“We reject the reckless calls for the gantries to be removed and destroyed,” ANC Gauteng chairman Paul Mashatile told the Gauteng Advisory Panel on e-tolls at the provincial legislature.
He said the technology brought in by the e-toll gantries was valuable and alternative functions should be found for them.
Mashatile was accompanied by a large delegation from the party’s provincial executive council
The ANC suggested a few solutions to the largely rejected e-tolling system, including a national nominal increase in the fuel levy and an increase in vehicle license fees to cover the debt incurred through the Gauteng Freeway Improvement Project (GFIP).
“We aren’t opposed to the user-pay principle but to the current model of the e-toll system,” said Mashatile.
He said the ANC was open-minded to other alternatives
He suggested that greater emphasis and state resources should go towards bettering public transport.
Gauteng premier David Makhura established the panel on July 17 to assess the social and economic impact of e-tolls.
The review panel is intended to examine the economic and social impact of the GFIP and the electronic tolling system set up to fund it.

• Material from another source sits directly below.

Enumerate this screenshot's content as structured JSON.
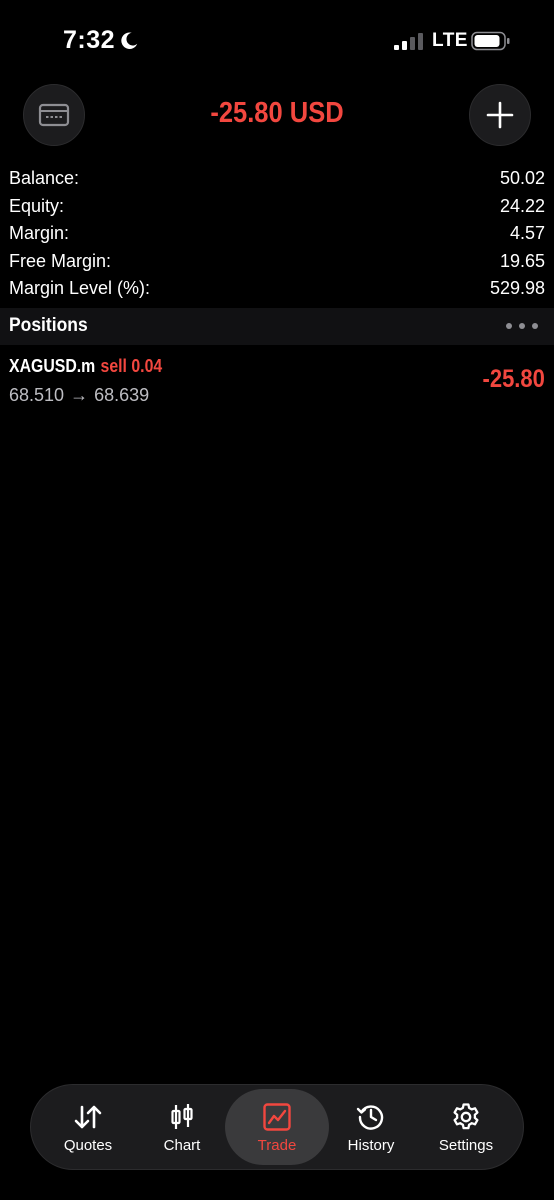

The panel is expected to present its findings to Makhura at the end of November.